As we report today, Clegg will tour the TV studios warning the Tories to cool it. One senior Lib Dem figure notes that while they don’t begrudge Cameron his heroes’ welcome at Chequers on Friday night, there has to be a line drawn in any further triumphalism if the coalition is to carry on happily. They, like the Tories, are also hoping that some of the other non-eurozone countries which backed France and Germany last week may think again over the coming weeks, to ensure the UK isn’t entirely on its own.

Past form suggests that Cameron will now do everything in his power to hug the Lib Dems close, in order to preserve his precious coalition pact. And that becomes all the more important when the bigger picture is surveyed. For while Friday night’s intrigue has changed Britain’s relationship with Europe in an irreversible way, it has little to do with the immediate debt crisis confronting the continent.

The summit was supposed to sort that out through its new “fiscal compact”. Under the deal agreed on Friday night, the European Court of Justice will have new powers to assess euro members’ budgets and impose fines on countries which fail to meet the 3 per cent of GDP deficit limit.

But the controls are not as tough as Germany wanted. Chancellor Merkel’s aim was to demonstrate that the debt-crippled nations of southern Europe were now locked into a EU-wide fiscal union. The hope then was that German taxpayers and the European Central Bank would be persuaded to put their financial muscle behind their debts. But financial traders said yesterday that the summit had failed to do so. “We are unlikely to see a step change in ECB bond purchases in the short term,” said one senior financial analyst. It makes it more likely, analysts warn, that ratings agencies will this week mark down some euro area member states. That could be the cue for the markets to test the ECB’s stance by launching a full attack one of those countries’ debts.

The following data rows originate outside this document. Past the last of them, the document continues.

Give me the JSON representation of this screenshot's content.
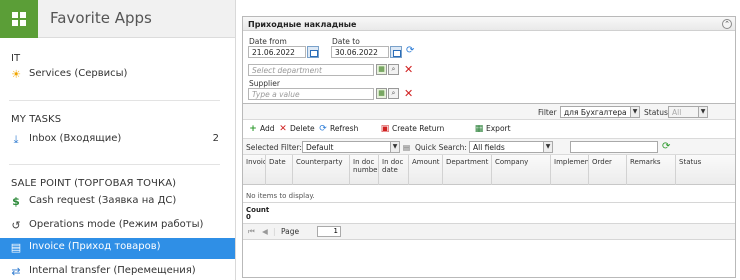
{
  "app": {
    "title": "Favorite Apps"
  },
  "sidebar": {
    "sections": [
      {
        "label": "IT"
      },
      {
        "label": "MY TASKS"
      },
      {
        "label": "SALE POINT (ТОРГОВАЯ ТОЧКА)"
      }
    ],
    "items": [
      {
        "label": "Services (Сервисы)",
        "icon": "sun-icon"
      },
      {
        "label": "Inbox (Входящие)",
        "icon": "download-icon",
        "count": "2"
      },
      {
        "label": "Cash request (Заявка на ДС)",
        "icon": "dollar-icon"
      },
      {
        "label": "Operations mode (Режим работы)",
        "icon": "history-icon"
      },
      {
        "label": "Invoice (Приход товаров)",
        "icon": "invoice-icon",
        "active": true
      },
      {
        "label": "Internal transfer (Перемещения)",
        "icon": "transfer-icon"
      }
    ]
  },
  "panel": {
    "title": "Приходные накладные",
    "date_from_label": "Date from",
    "date_from_value": "21.06.2022",
    "date_to_label": "Date to",
    "date_to_value": "30.06.2022",
    "department_placeholder": "Select department",
    "supplier_label": "Supplier",
    "supplier_placeholder": "Type a value"
  },
  "toolbar": {
    "filter_label": "Filter",
    "filter_value": "для Бухгалтера",
    "status_label": "Status",
    "status_value": "All",
    "actions": {
      "add": "Add",
      "delete": "Delete",
      "refresh": "Refresh",
      "create_return": "Create Return",
      "export": "Export"
    },
    "selected_filter_label": "Selected Filter:",
    "selected_filter_value": "Default",
    "quick_search_label": "Quick Search:",
    "quick_search_value": "All fields"
  },
  "grid": {
    "columns": [
      "Invoice",
      "Date",
      "Counterparty",
      "In doc number",
      "In doc date",
      "Amount",
      "Department",
      "Company",
      "Implementer",
      "Order",
      "Remarks",
      "Status"
    ],
    "empty_text": "No items to display.",
    "summary_label": "Count 0",
    "pager": {
      "page_label": "Page",
      "page_value": "1"
    }
  },
  "colors": {
    "accent": "#2f8fe6",
    "logo": "#5b9e37",
    "delete": "#d02020"
  }
}
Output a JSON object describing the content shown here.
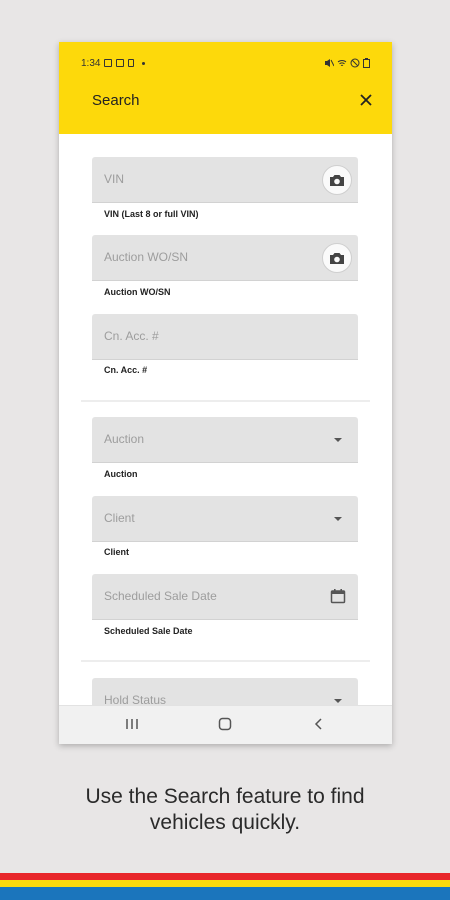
{
  "status_bar": {
    "time": "1:34"
  },
  "header": {
    "title": "Search",
    "close_icon": "close-icon",
    "bg_color": "#fdd90b"
  },
  "fields": [
    {
      "placeholder": "VIN",
      "label": "VIN (Last 8 or full VIN)",
      "trailing": "camera-icon"
    },
    {
      "placeholder": "Auction WO/SN",
      "label": "Auction WO/SN",
      "trailing": "camera-icon"
    },
    {
      "placeholder": "Cn. Acc. #",
      "label": "Cn. Acc. #",
      "trailing": ""
    },
    {
      "placeholder": "Auction",
      "label": "Auction",
      "trailing": "dropdown-arrow"
    },
    {
      "placeholder": "Client",
      "label": "Client",
      "trailing": "dropdown-arrow"
    },
    {
      "placeholder": "Scheduled Sale Date",
      "label": "Scheduled Sale Date",
      "trailing": "calendar-icon"
    },
    {
      "placeholder": "Hold Status",
      "label": "",
      "trailing": "dropdown-arrow"
    }
  ],
  "nav_bar": {
    "recents": "recents-icon",
    "home": "home-icon",
    "back": "back-icon"
  },
  "caption": {
    "line1": "Use the Search feature to find",
    "line2": "vehicles quickly."
  },
  "stripes": [
    "#e8262a",
    "#fdd90b",
    "#1b75bc"
  ]
}
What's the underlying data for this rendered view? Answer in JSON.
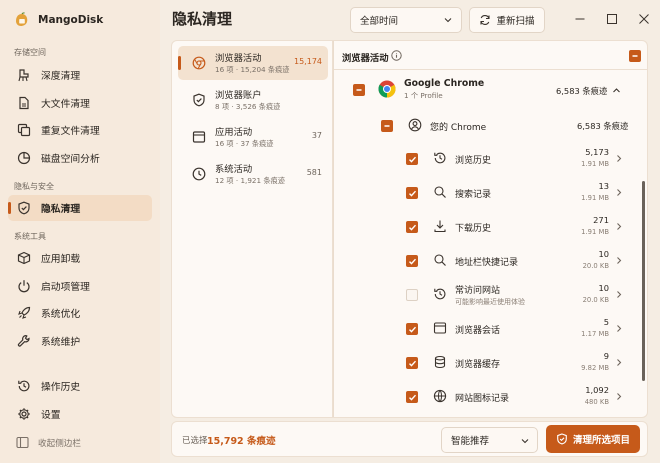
{
  "app": {
    "name": "MangoDisk"
  },
  "sidebar": {
    "sections": [
      {
        "label": "存储空间"
      },
      {
        "label": "隐私与安全"
      },
      {
        "label": "系统工具"
      }
    ],
    "items": [
      {
        "label": "深度清理",
        "icon": "broom-icon"
      },
      {
        "label": "大文件清理",
        "icon": "file-icon"
      },
      {
        "label": "重复文件清理",
        "icon": "copy-icon"
      },
      {
        "label": "磁盘空间分析",
        "icon": "pie-chart-icon"
      },
      {
        "label": "隐私清理",
        "icon": "shield-icon",
        "active": true
      },
      {
        "label": "应用卸载",
        "icon": "package-icon"
      },
      {
        "label": "启动项管理",
        "icon": "power-icon"
      },
      {
        "label": "系统优化",
        "icon": "rocket-icon"
      },
      {
        "label": "系统维护",
        "icon": "wrench-icon"
      },
      {
        "label": "操作历史",
        "icon": "history-icon"
      },
      {
        "label": "设置",
        "icon": "gear-icon"
      }
    ],
    "collapse_label": "收起侧边栏"
  },
  "header": {
    "title": "隐私清理",
    "time_filter": "全部时间",
    "rescan_label": "重新扫描"
  },
  "categories": [
    {
      "name": "浏览器活动",
      "sub": "16 项 · 15,204 条痕迹",
      "count": "15,174",
      "active": true
    },
    {
      "name": "浏览器账户",
      "sub": "8 项 · 3,526 条痕迹",
      "count": ""
    },
    {
      "name": "应用活动",
      "sub": "16 项 · 37 条痕迹",
      "count": "37"
    },
    {
      "name": "系统活动",
      "sub": "12 项 · 1,921 条痕迹",
      "count": "581"
    }
  ],
  "detail": {
    "title": "浏览器活动",
    "browser": {
      "name": "Google Chrome",
      "sub": "1 个 Profile",
      "count": "6,583 条痕迹"
    },
    "profile": {
      "name": "您的 Chrome",
      "count": "6,583 条痕迹"
    },
    "items": [
      {
        "name": "浏览历史",
        "count": "5,173",
        "size": "1.91 MB",
        "checked": true,
        "icon": "history-icon"
      },
      {
        "name": "搜索记录",
        "count": "13",
        "size": "1.91 MB",
        "checked": true,
        "icon": "search-icon"
      },
      {
        "name": "下载历史",
        "count": "271",
        "size": "1.91 MB",
        "checked": true,
        "icon": "download-icon"
      },
      {
        "name": "地址栏快捷记录",
        "count": "10",
        "size": "20.0 KB",
        "checked": true,
        "icon": "search-icon"
      },
      {
        "name": "常访问网站",
        "hint": "可能影响最近使用体验",
        "count": "10",
        "size": "20.0 KB",
        "checked": false,
        "icon": "history-icon"
      },
      {
        "name": "浏览器会话",
        "count": "5",
        "size": "1.17 MB",
        "checked": true,
        "icon": "window-icon"
      },
      {
        "name": "浏览器缓存",
        "count": "9",
        "size": "9.82 MB",
        "checked": true,
        "icon": "database-icon"
      },
      {
        "name": "网站图标记录",
        "count": "1,092",
        "size": "480 KB",
        "checked": true,
        "icon": "globe-icon"
      }
    ]
  },
  "footer": {
    "selected_label": "已选择",
    "selected_value": "15,792 条痕迹",
    "smart_select": "智能推荐",
    "clean_label": "清理所选项目"
  },
  "colors": {
    "accent": "#c65a1a",
    "sidebar_bg": "#f6eadd",
    "panel_bg": "#fdf9f5"
  }
}
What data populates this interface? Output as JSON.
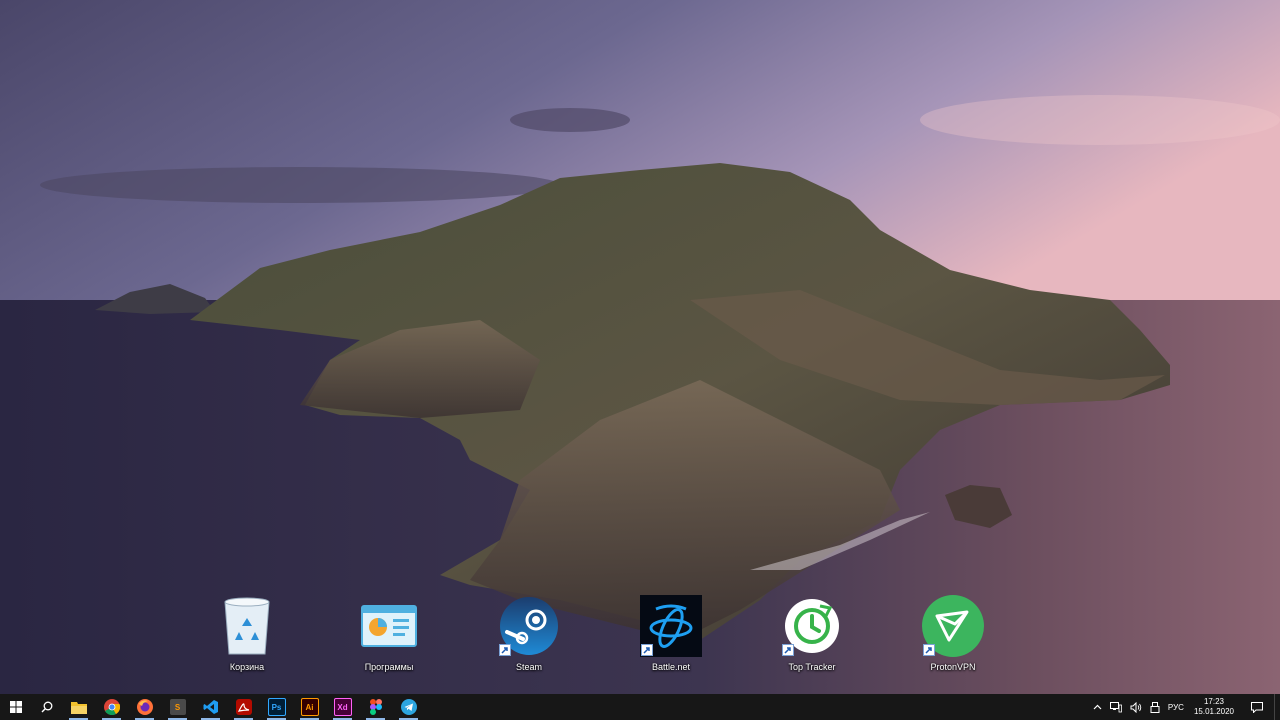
{
  "desktop": {
    "icons": [
      {
        "label": "Корзина",
        "icon": "recycle-bin-icon"
      },
      {
        "label": "Программы",
        "icon": "folder-icon"
      },
      {
        "label": "Steam",
        "icon": "steam-icon"
      },
      {
        "label": "Battle.net",
        "icon": "battlenet-icon"
      },
      {
        "label": "Top Tracker",
        "icon": "toptracker-icon"
      },
      {
        "label": "ProtonVPN",
        "icon": "protonvpn-icon"
      }
    ]
  },
  "taskbar": {
    "apps": [
      {
        "name": "file-explorer",
        "glyph": "",
        "color": "#f2c12e"
      },
      {
        "name": "chrome",
        "glyph": "",
        "color": "#4285f4"
      },
      {
        "name": "firefox",
        "glyph": "",
        "color": "#ff7139"
      },
      {
        "name": "sublime-text",
        "glyph": "S",
        "color": "#ff9800"
      },
      {
        "name": "vscode",
        "glyph": "",
        "color": "#0078d7"
      },
      {
        "name": "acrobat",
        "glyph": "",
        "color": "#e01e1e"
      },
      {
        "name": "photoshop",
        "glyph": "Ps",
        "color": "#001e36"
      },
      {
        "name": "illustrator",
        "glyph": "Ai",
        "color": "#330000"
      },
      {
        "name": "xd",
        "glyph": "Xd",
        "color": "#470137"
      },
      {
        "name": "figma",
        "glyph": "",
        "color": "#a259ff"
      },
      {
        "name": "telegram",
        "glyph": "",
        "color": "#2ca5e0"
      }
    ],
    "tray": {
      "language": "РУС",
      "time": "17:23",
      "date": "15.01.2020"
    }
  },
  "colors": {
    "taskbar_bg": "#171717",
    "running_indicator": "#8fb8e8"
  }
}
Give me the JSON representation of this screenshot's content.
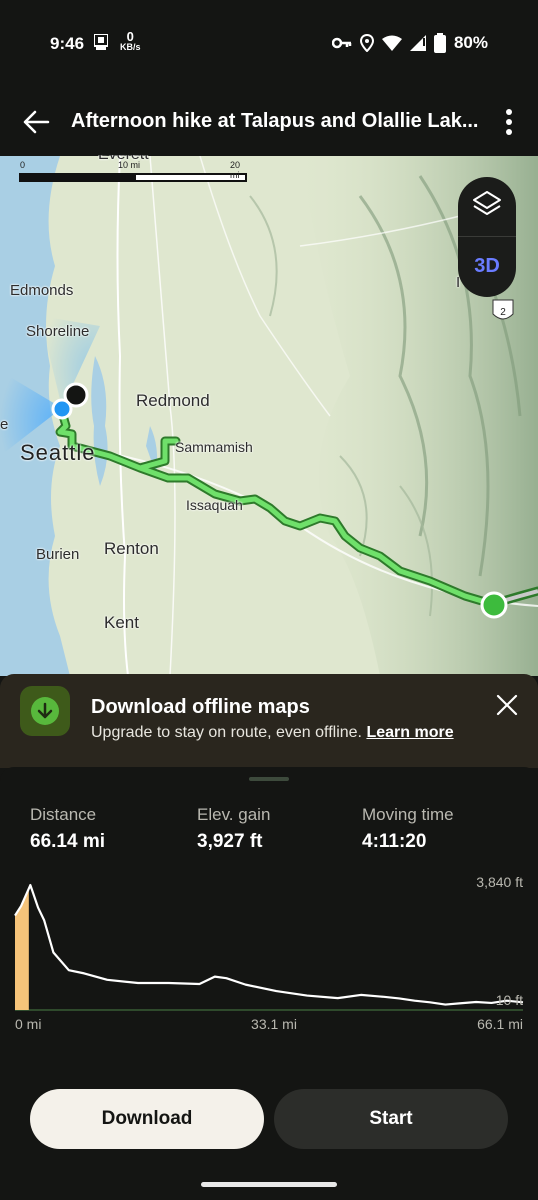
{
  "status_bar": {
    "time": "9:46",
    "net_speed_value": "0",
    "net_speed_unit": "KB/s",
    "battery": "80%"
  },
  "header": {
    "title": "Afternoon hike at Talapus and Olallie Lak..."
  },
  "map": {
    "scale_start": "0",
    "scale_mid": "10 mi",
    "scale_end": "20 mi",
    "partial_top_label": "Everett",
    "labels": {
      "edmonds": "Edmonds",
      "shoreline": "Shoreline",
      "redmond": "Redmond",
      "seattle": "Seattle",
      "sammamish": "Sammamish",
      "issaquah": "Issaquah",
      "burien": "Burien",
      "renton": "Renton",
      "kent": "Kent",
      "edge_left": "e",
      "edge_right": "I"
    },
    "highway_shield": "2",
    "layers_icon": "layers-icon",
    "three_d_label": "3D"
  },
  "banner": {
    "title": "Download offline maps",
    "subtitle": "Upgrade to stay on route, even offline.",
    "link": "Learn more"
  },
  "stats": [
    {
      "label": "Distance",
      "value": "66.14 mi"
    },
    {
      "label": "Elev. gain",
      "value": "3,927 ft"
    },
    {
      "label": "Moving time",
      "value": "4:11:20"
    }
  ],
  "chart_data": {
    "type": "area",
    "x_ticks": [
      "0 mi",
      "33.1 mi",
      "66.1 mi"
    ],
    "y_ticks": [
      "3,840 ft",
      "10 ft"
    ],
    "xlim": [
      0,
      66.1
    ],
    "ylim": [
      10,
      3840
    ],
    "x": [
      0,
      0.8,
      2,
      3,
      3.8,
      5,
      7,
      9,
      12,
      16,
      20,
      24,
      26,
      27.5,
      30,
      34,
      38,
      42,
      45,
      48,
      50,
      52,
      54,
      56,
      58,
      60,
      62,
      64,
      66.1
    ],
    "y": [
      2950,
      3250,
      3900,
      3200,
      2800,
      1800,
      1250,
      1150,
      950,
      850,
      850,
      820,
      1050,
      1000,
      800,
      600,
      460,
      380,
      480,
      420,
      370,
      300,
      250,
      180,
      220,
      260,
      230,
      300,
      250
    ],
    "highlight_range": [
      0,
      1.8
    ],
    "colors": {
      "line": "#ffffff",
      "highlight": "#f6c47a"
    }
  },
  "buttons": {
    "download": "Download",
    "start": "Start"
  }
}
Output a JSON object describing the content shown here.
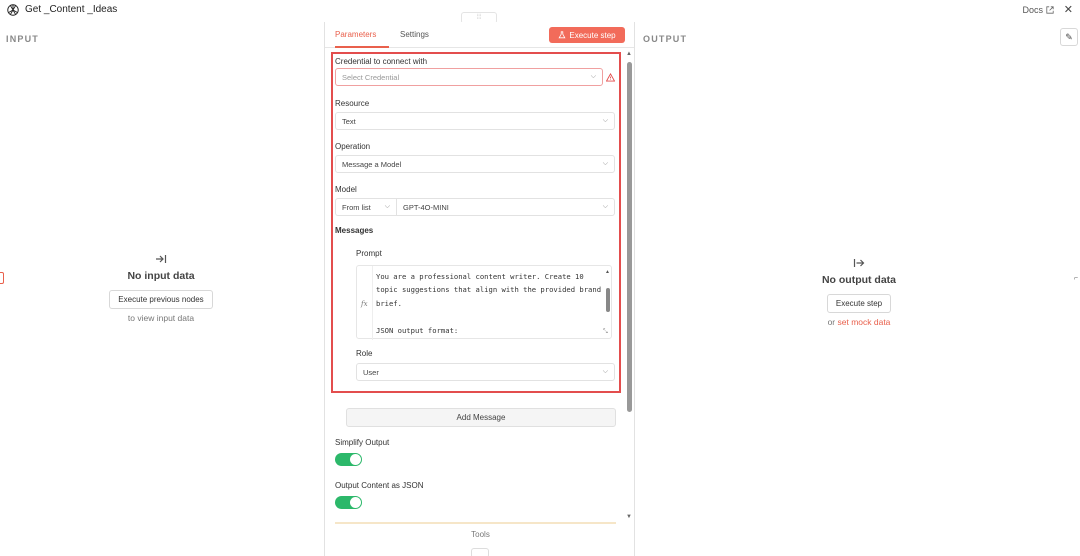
{
  "window": {
    "title": "Get _Content _Ideas",
    "docs_label": "Docs",
    "close_symbol": "✕"
  },
  "input_panel": {
    "label": "INPUT",
    "empty_title": "No input data",
    "button_label": "Execute previous nodes",
    "sub_text": "to view input data"
  },
  "output_panel": {
    "label": "OUTPUT",
    "empty_title": "No output data",
    "button_label": "Execute step",
    "sub_prefix": "or ",
    "sub_link": "set mock data"
  },
  "tabs": [
    {
      "label": "Parameters",
      "active": true
    },
    {
      "label": "Settings",
      "active": false
    }
  ],
  "execute_step_label": "Execute step",
  "form": {
    "credential": {
      "label": "Credential to connect with",
      "placeholder": "Select Credential"
    },
    "resource": {
      "label": "Resource",
      "value": "Text"
    },
    "operation": {
      "label": "Operation",
      "value": "Message a Model"
    },
    "model": {
      "label": "Model",
      "mode": "From list",
      "value": "GPT-4O-MINI"
    },
    "messages": {
      "label": "Messages",
      "prompt_label": "Prompt",
      "fx_label": "fx",
      "prompt_text": "You are a professional content writer. Create 10 topic suggestions that align with the provided brand brief.\n\nJSON output format:\n{",
      "role_label": "Role",
      "role_value": "User"
    },
    "add_message_label": "Add Message",
    "simplify_output": {
      "label": "Simplify Output",
      "enabled": true
    },
    "output_json": {
      "label": "Output Content as JSON",
      "enabled": true
    },
    "tools_label": "Tools"
  },
  "colors": {
    "accent": "#e9604c",
    "execute_button": "#f26b5a",
    "highlight_border": "#e34d4d",
    "toggle_on": "#2cb86a"
  },
  "icons": {
    "logo": "openai-logo-icon",
    "docs": "external-link-icon",
    "close": "close-icon",
    "beaker": "flask-icon",
    "warning": "warning-icon",
    "chevron": "chevron-down-icon",
    "input_arrow": "arrow-to-right-bar-icon",
    "output_arrow": "bar-arrow-right-icon",
    "edit": "pencil-icon"
  }
}
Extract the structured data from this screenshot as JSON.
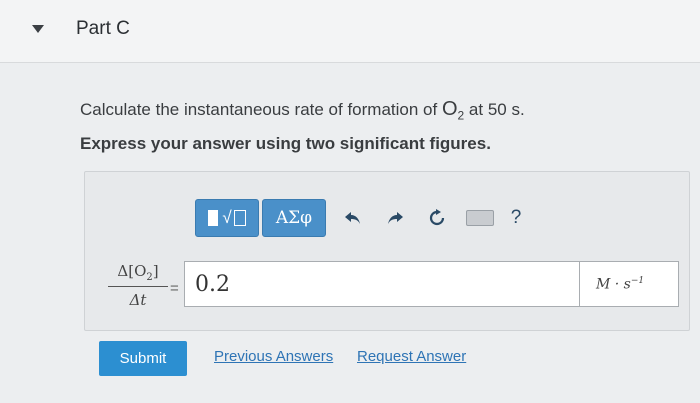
{
  "part": {
    "title": "Part C"
  },
  "question": {
    "text_before": "Calculate the instantaneous rate of formation of ",
    "species": "O",
    "species_sub": "2",
    "text_after": " at 50 s.",
    "instruction": "Express your answer using two significant figures."
  },
  "toolbar": {
    "templates_glyph": "√",
    "greek_label": "ΑΣφ",
    "help_label": "?",
    "icons": [
      "templates-icon",
      "greek-letters-icon",
      "undo-icon",
      "redo-icon",
      "reset-icon",
      "keyboard-icon",
      "help-icon"
    ]
  },
  "answer": {
    "lhs_numerator": "Δ[O",
    "lhs_numerator_sub": "2",
    "lhs_numerator_close": "]",
    "lhs_denominator": "Δt",
    "equals": "=",
    "value": "0.2",
    "units_base": "M · s",
    "units_exp": "−1"
  },
  "actions": {
    "submit_label": "Submit",
    "previous_answers_label": "Previous Answers",
    "request_answer_label": "Request Answer"
  },
  "colors": {
    "accent": "#2c8fd1",
    "toolbar_button": "#4a90c9",
    "link": "#2e74b5"
  }
}
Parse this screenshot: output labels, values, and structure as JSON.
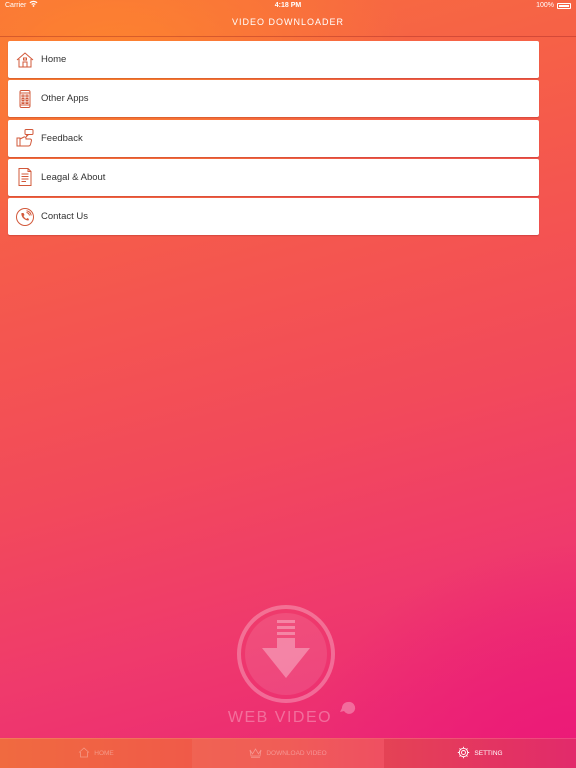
{
  "status_bar": {
    "carrier": "Carrier",
    "time": "4:18 PM",
    "battery": "100%"
  },
  "nav": {
    "title": "VIDEO DOWNLOADER"
  },
  "menu": {
    "items": [
      {
        "label": "Home",
        "icon": "home-icon"
      },
      {
        "label": "Other Apps",
        "icon": "phone-apps-icon"
      },
      {
        "label": "Feedback",
        "icon": "feedback-hand-icon"
      },
      {
        "label": "Leagal & About",
        "icon": "document-icon"
      },
      {
        "label": "Contact Us",
        "icon": "phone-call-icon"
      }
    ]
  },
  "watermark": {
    "text": "WEB VIDEO"
  },
  "tabs": [
    {
      "label": "HOME",
      "icon": "home-icon",
      "active": false
    },
    {
      "label": "DOWNLOAD VIDEO",
      "icon": "crown-icon",
      "active": false
    },
    {
      "label": "SETTING",
      "icon": "gear-icon",
      "active": true
    }
  ],
  "colors": {
    "gradient_top": "#f8703c",
    "gradient_bottom": "#ea2277",
    "icon_accent": "#d2583a",
    "menu_background": "#ffffff"
  }
}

At that point, the intrigue from Brussels, and its long-term plans for fiscal union, will be put aside as the eurozone is forced to fight for its life. David Cameron made a historic move in the early hours of Friday morning. But with the debt storm gathering over the continent, it is still too early to say whether it ends up as one of the EU’s biggest events, or simply a peculiar penultimate chapter prior to its complete collapse.